Research into the use of medicinal plants will continue to thrive as more and more drugs are created but this requires interest in the research, studying, and problem-solving how plants can be sources of complex active drugs in order to achieve these therapeutic outcomes.

Abimbola Farinde, Ph.D., is a clinical pharmacist specialist with specializations in psychopharmacology and geriatrics. Farinde is an adjunct pharmacology instructor and an associate editor of several healthcare and scientific journals.

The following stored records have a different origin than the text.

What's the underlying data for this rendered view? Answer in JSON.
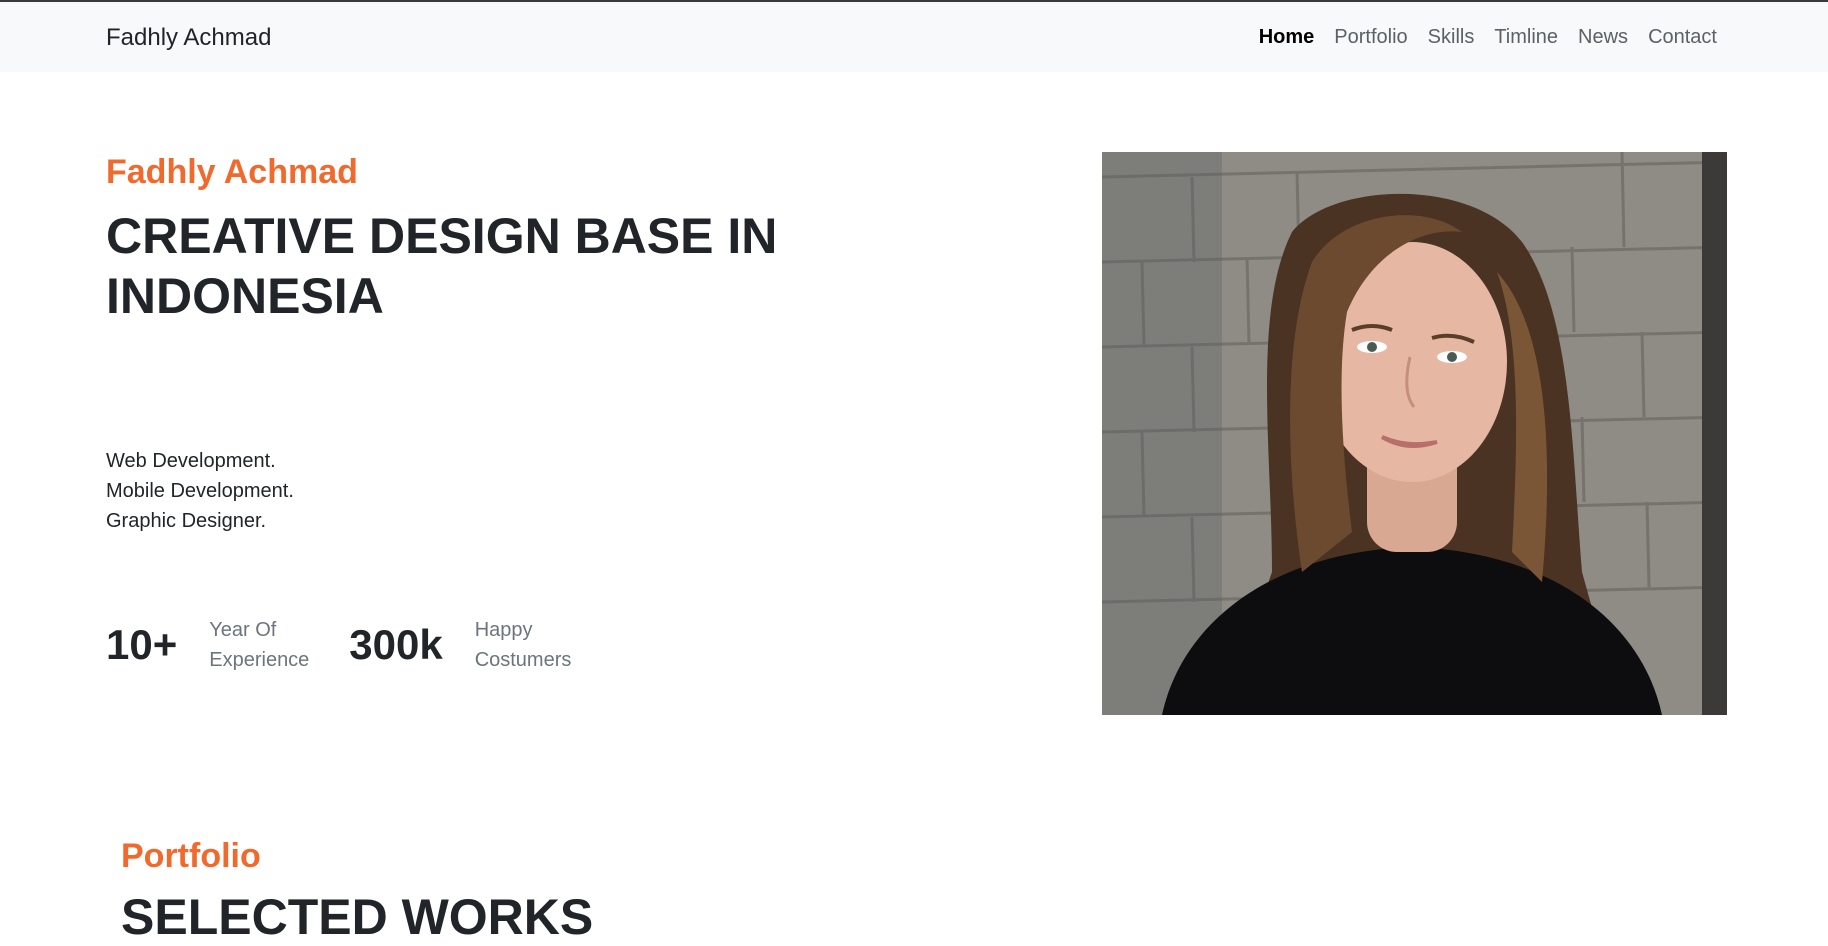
{
  "nav": {
    "brand": "Fadhly Achmad",
    "links": [
      "Home",
      "Portfolio",
      "Skills",
      "Timline",
      "News",
      "Contact"
    ]
  },
  "hero": {
    "name": "Fadhly Achmad",
    "title": "CREATIVE DESIGN BASE IN INDONESIA",
    "services": [
      "Web Development.",
      "Mobile Development.",
      "Graphic Designer."
    ],
    "stats": [
      {
        "value": "10+",
        "label_line1": "Year Of",
        "label_line2": "Experience"
      },
      {
        "value": "300k",
        "label_line1": "Happy",
        "label_line2": "Costumers"
      }
    ]
  },
  "portfolio": {
    "label": "Portfolio",
    "title": "SELECTED WORKS"
  },
  "colors": {
    "accent": "#f06a2e",
    "text": "#212529",
    "muted": "#6c757d",
    "navbar_bg": "#f8f9fa"
  }
}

Robert Chapman, Ph.D., is an associate professor at Midwestern University Chicago College of Pharmacy. His areas of research interest include the analysis, study, and the contemporary use of dietary supplements, the pharmacokinetics of antibiotics, and analytical methods development for biologically active natural products.